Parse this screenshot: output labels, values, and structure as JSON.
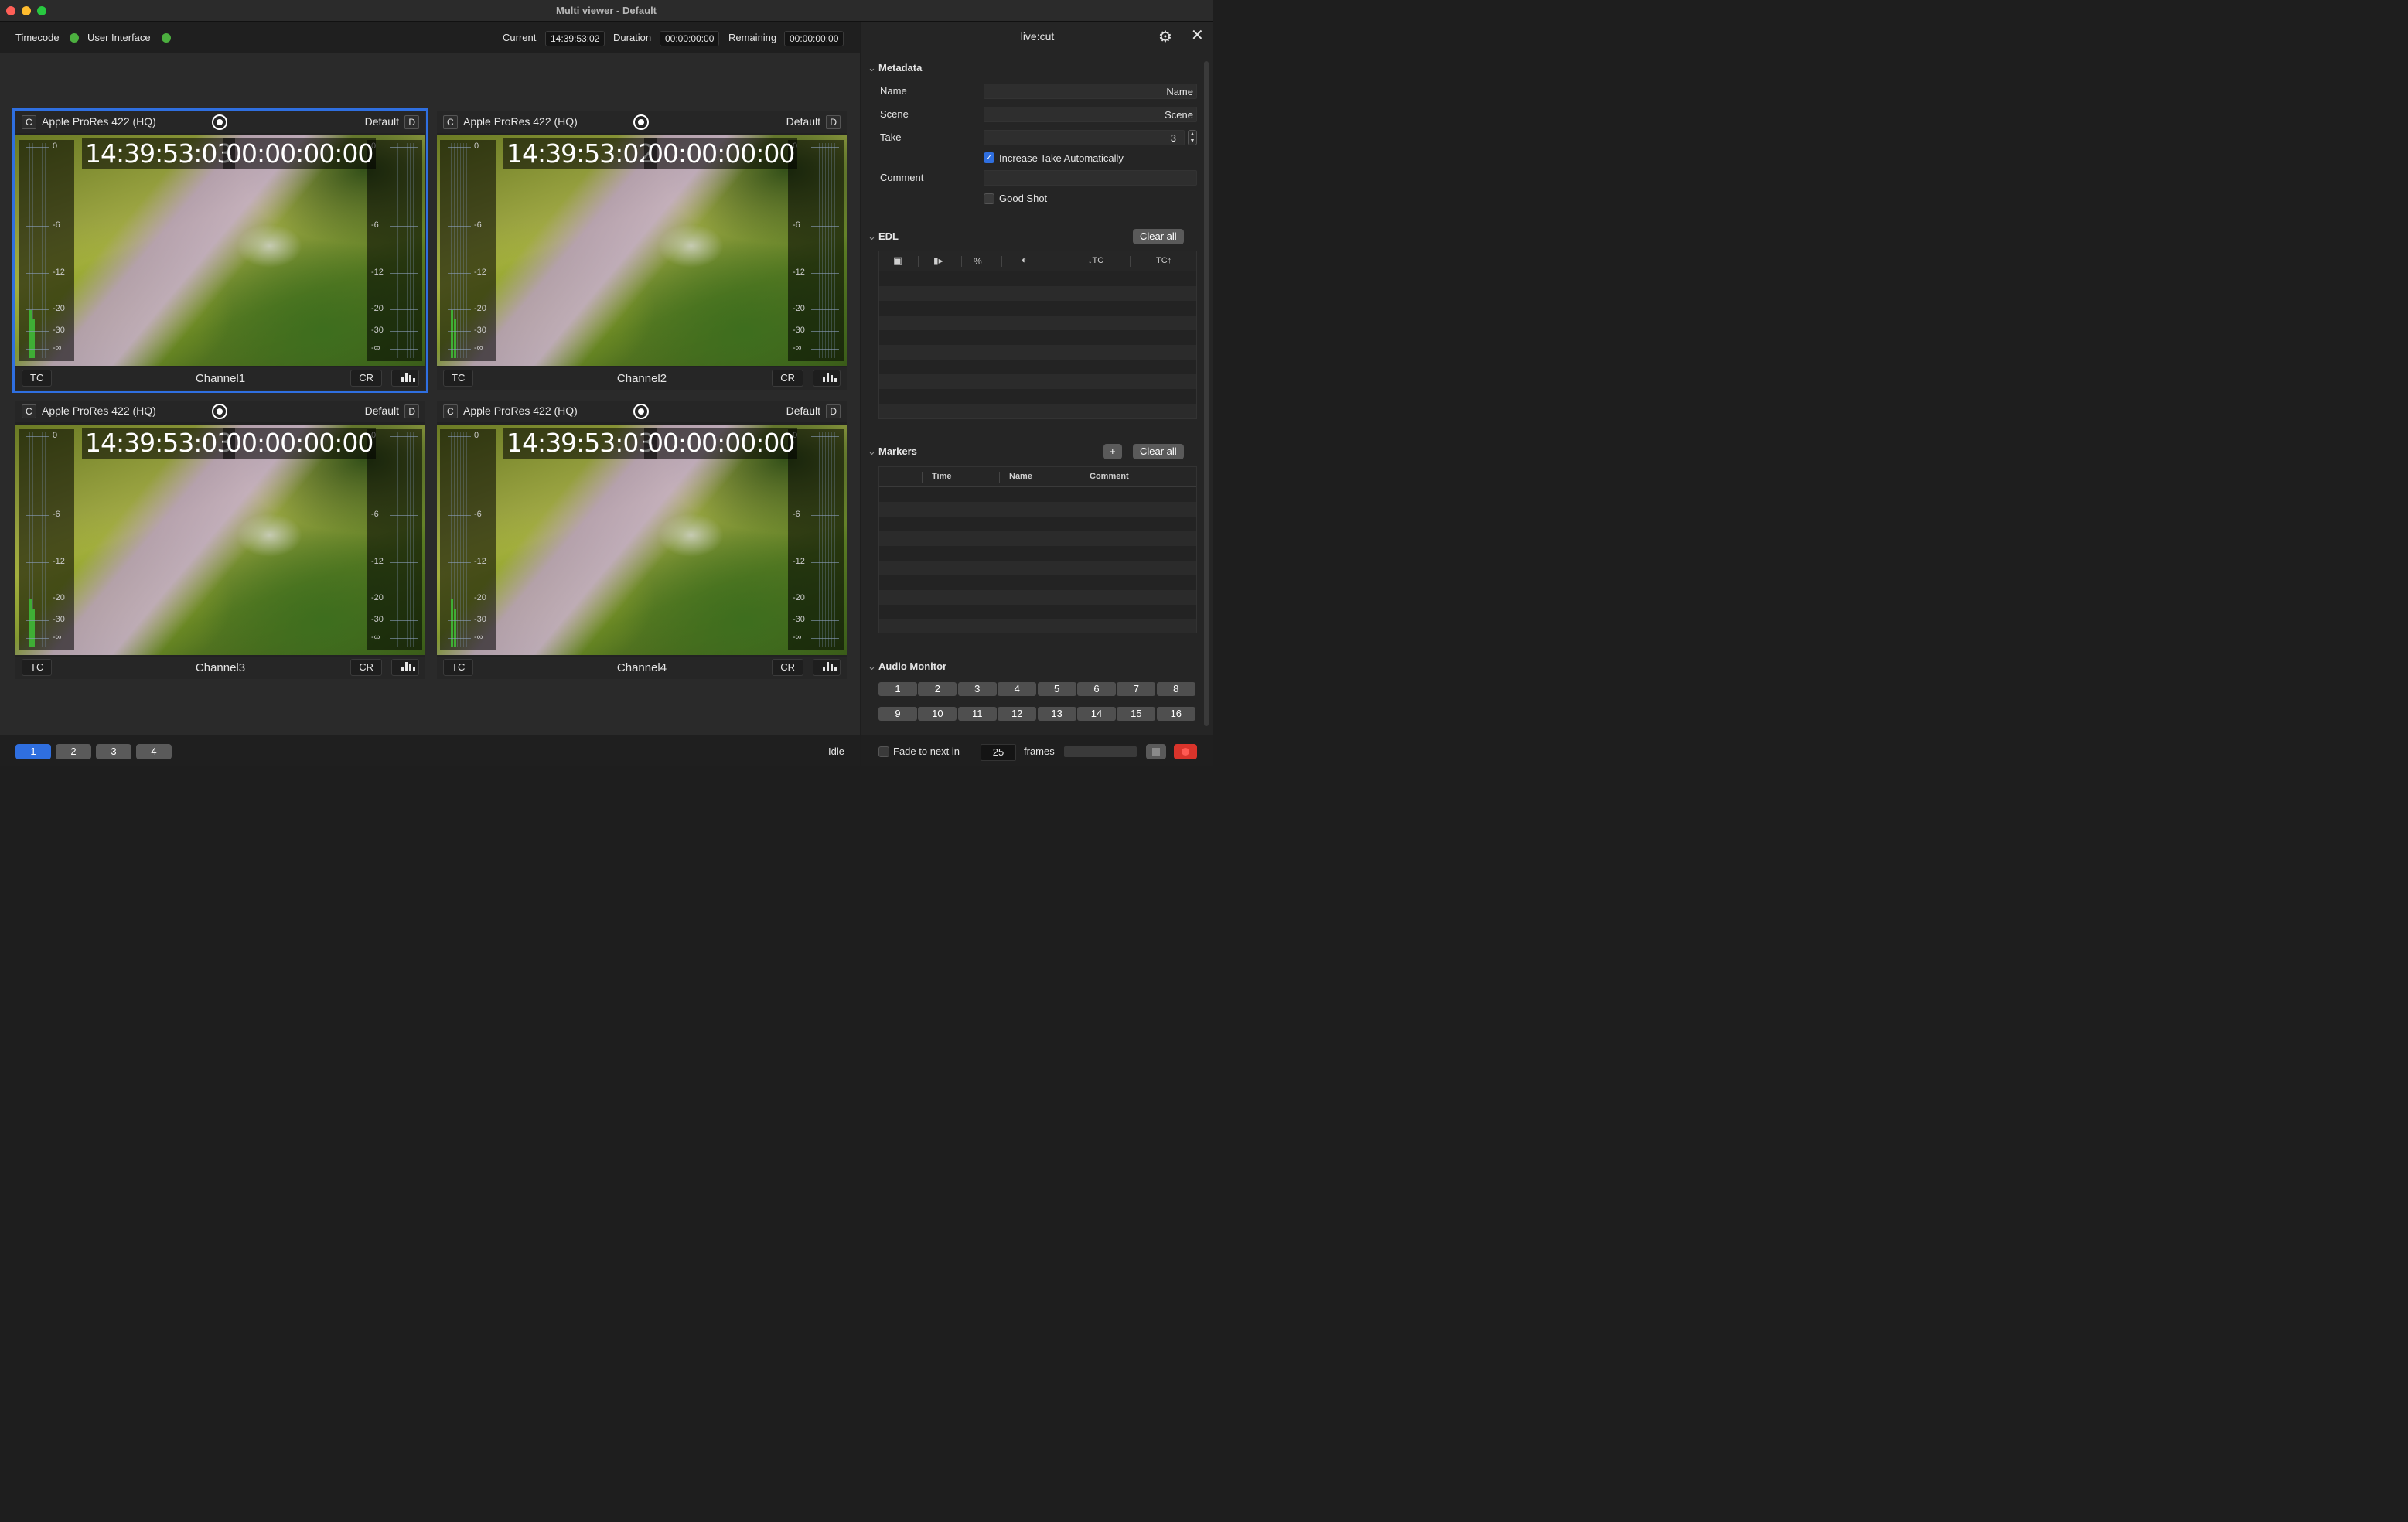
{
  "window": {
    "title": "Multi viewer - Default"
  },
  "status": {
    "timecode_label": "Timecode",
    "ui_label": "User Interface",
    "current_label": "Current",
    "current_value": "14:39:53:02",
    "duration_label": "Duration",
    "duration_value": "00:00:00:00",
    "remaining_label": "Remaining",
    "remaining_value": "00:00:00:00",
    "led_color": "#4caf3f"
  },
  "channels": [
    {
      "c": "C",
      "codec": "Apple ProRes 422 (HQ)",
      "preset": "Default",
      "d": "D",
      "tc": "14:39:53:03",
      "dur": "00:00:00:00",
      "tc_btn": "TC",
      "cr_btn": "CR",
      "name": "Channel1",
      "selected": true
    },
    {
      "c": "C",
      "codec": "Apple ProRes 422 (HQ)",
      "preset": "Default",
      "d": "D",
      "tc": "14:39:53:02",
      "dur": "00:00:00:00",
      "tc_btn": "TC",
      "cr_btn": "CR",
      "name": "Channel2",
      "selected": false
    },
    {
      "c": "C",
      "codec": "Apple ProRes 422 (HQ)",
      "preset": "Default",
      "d": "D",
      "tc": "14:39:53:03",
      "dur": "00:00:00:00",
      "tc_btn": "TC",
      "cr_btn": "CR",
      "name": "Channel3",
      "selected": false
    },
    {
      "c": "C",
      "codec": "Apple ProRes 422 (HQ)",
      "preset": "Default",
      "d": "D",
      "tc": "14:39:53:03",
      "dur": "00:00:00:00",
      "tc_btn": "TC",
      "cr_btn": "CR",
      "name": "Channel4",
      "selected": false
    }
  ],
  "meter_ticks": [
    "0",
    "-6",
    "-12",
    "-20",
    "-30",
    "-∞"
  ],
  "pages": [
    "1",
    "2",
    "3",
    "4"
  ],
  "active_page": "1",
  "state_text": "Idle",
  "panel": {
    "title": "live:cut",
    "metadata": {
      "title": "Metadata",
      "name_label": "Name",
      "name_placeholder": "Name",
      "scene_label": "Scene",
      "scene_placeholder": "Scene",
      "take_label": "Take",
      "take_value": "3",
      "auto_take_label": "Increase Take Automatically",
      "auto_take_checked": true,
      "comment_label": "Comment",
      "comment_value": "",
      "good_shot_label": "Good Shot",
      "good_shot_checked": false
    },
    "edl": {
      "title": "EDL",
      "clear_label": "Clear all",
      "columns": [
        "calendar-icon",
        "camera-icon",
        "%",
        "clock-icon",
        "↓TC",
        "TC↑"
      ],
      "col_percent": "%",
      "col_in": "↓TC",
      "col_out": "TC↑"
    },
    "markers": {
      "title": "Markers",
      "add_label": "+",
      "clear_label": "Clear all",
      "col_time": "Time",
      "col_name": "Name",
      "col_comment": "Comment"
    },
    "audio": {
      "title": "Audio Monitor",
      "channels": [
        "1",
        "2",
        "3",
        "4",
        "5",
        "6",
        "7",
        "8",
        "9",
        "10",
        "11",
        "12",
        "13",
        "14",
        "15",
        "16"
      ]
    },
    "footer": {
      "fade_label": "Fade to next in",
      "fade_checked": false,
      "frames_value": "25",
      "frames_label": "frames",
      "rec_color": "#d9342b"
    }
  }
}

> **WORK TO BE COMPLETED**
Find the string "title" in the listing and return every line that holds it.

> **REPLY TO THE TASK**
    "title": "Multi viewer - Default"
    "title": "live:cut",
      "title": "Metadata",
      "title": "EDL",
      "title": "Markers",
      "title": "Audio Monitor",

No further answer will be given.